Residential customers of Georgia’s largest electrical utility could see their bills rise another $9 a month to pay for a new nuclear power plant under a deal announced Wednesday.
Georgia Power Announces Deal for Nuclear Power Plant
Georgia Power Co. said customers would pay $7.56 billion more for Plant Vogtle construction costs under the agreement with utility regulatory staff.
Commission Approval Needed
The Georgia Public Service Commission’s five elected commissioners must approve any deal, but such agreements are typically persuasive. With the commission’s Public Interest Advocacy staff and three leading ratepayer groups signing on, the agreement is likely to avert contentious hearings over how much blame the company should bear for billions in cost overruns at two new nuclear reactors southeast of Augusta.
The First New American Reactors
Vogtle’s Unit 3 and Unit 4 are the first new American reactors built from scratch in decades. Each reactor can power 500,000 homes and businesses without releasing any carbon. But even as government officials and some utilities are again looking to nuclear power to alleviate climate change, the cost of Vogtle could discourage utilities from pursuing nuclear power.
Response from Georgia Power Spokesperson
Jacob Hawkins, a Georgia Power spokesperson, said the agreement represents “a balanced approach that recognizes the value of this long-term investment for the state and recognizes affordability needs for customers.”
Reaction from Consumer Advocacy Group
Liz Coyle, the executive director of Georgia Watch, a consumer advocacy group that signed the agreement, said the reactors will never be cheaper than alternative sources of power. But since regulators, traditionally friendly to Georgia Power, allowed them to be built, Coyle said it was important to limit consumers’ exposure.
Overall Project Cost
The overall cost of the project, including financing, is currently $31 billion for Georgia Power and three other owners, Associated Press calculations show. Add in $3.7 billion that original contractor Westinghouse paid the Vogtle owners to walk away from building the reactors, and the total nears $35 billion. The overall project is seven years late and $17 billion over budget.
Georgia Power’s Construction Costs
Georgia Power says it has spent $10.2 billion on its share of construction costs for Vogtle Units 3 and 4. Public service commissioners originally approved the largest unit of Atlanta-based Southern Co. to spend $4.4 billion. After years of delays and cost overruns, the commission said in 2017 that it would consider $7.3 billion as a reasonable cost for Georgia Power.

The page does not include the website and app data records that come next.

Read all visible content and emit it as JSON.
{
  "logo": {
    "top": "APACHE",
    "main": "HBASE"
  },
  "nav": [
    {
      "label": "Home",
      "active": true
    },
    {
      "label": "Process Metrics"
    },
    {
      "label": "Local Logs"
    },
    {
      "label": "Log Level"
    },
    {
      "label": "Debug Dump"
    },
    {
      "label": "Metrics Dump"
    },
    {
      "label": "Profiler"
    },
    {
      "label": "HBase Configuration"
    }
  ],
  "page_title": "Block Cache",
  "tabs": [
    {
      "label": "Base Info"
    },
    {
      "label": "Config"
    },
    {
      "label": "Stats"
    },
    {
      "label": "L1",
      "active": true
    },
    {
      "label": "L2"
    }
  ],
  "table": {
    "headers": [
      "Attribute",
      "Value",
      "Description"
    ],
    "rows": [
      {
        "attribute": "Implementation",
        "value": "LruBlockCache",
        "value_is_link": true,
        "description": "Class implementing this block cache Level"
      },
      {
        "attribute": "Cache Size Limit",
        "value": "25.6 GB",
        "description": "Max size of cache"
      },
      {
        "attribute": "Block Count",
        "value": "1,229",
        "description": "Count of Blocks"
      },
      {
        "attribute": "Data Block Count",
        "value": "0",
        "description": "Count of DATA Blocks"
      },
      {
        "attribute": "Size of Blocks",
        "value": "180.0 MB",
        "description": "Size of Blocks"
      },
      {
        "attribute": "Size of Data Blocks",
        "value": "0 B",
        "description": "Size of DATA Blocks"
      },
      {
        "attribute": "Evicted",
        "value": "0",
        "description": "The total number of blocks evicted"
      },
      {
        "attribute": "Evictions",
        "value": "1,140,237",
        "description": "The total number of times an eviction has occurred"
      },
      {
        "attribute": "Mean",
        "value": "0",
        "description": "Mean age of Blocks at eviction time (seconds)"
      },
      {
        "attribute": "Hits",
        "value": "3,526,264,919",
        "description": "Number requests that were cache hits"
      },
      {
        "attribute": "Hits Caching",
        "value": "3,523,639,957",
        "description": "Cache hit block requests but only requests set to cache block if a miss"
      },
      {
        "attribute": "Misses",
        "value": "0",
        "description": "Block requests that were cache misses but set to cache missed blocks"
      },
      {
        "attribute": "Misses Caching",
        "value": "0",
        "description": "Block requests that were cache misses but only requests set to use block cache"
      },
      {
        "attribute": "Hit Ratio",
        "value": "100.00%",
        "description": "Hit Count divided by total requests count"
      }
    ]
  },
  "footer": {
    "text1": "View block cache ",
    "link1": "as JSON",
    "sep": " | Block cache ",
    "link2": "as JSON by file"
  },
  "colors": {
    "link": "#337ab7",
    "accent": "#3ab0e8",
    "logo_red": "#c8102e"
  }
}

Impact on Utility Bills
The company says that would work out to an additional $8.95 per month for a typical residential customer, atop the roughly $5 that customers started paying this month when Unit 3 entered commercial operation. The further bill increase would begin when Unit 4 enters commercial operation.
Concessions for Ratepayer Groups
Ratepayer groups won some other concessions. Georgia Power agreed to double the size of a bill-relief program and to expand energy efficiency programs by 50% to help reduce energy use and lower bills beginning in 2026. The company also agreed to support state applications for a share of $7 billion in federal grant funds to expand solar energy to low-income households.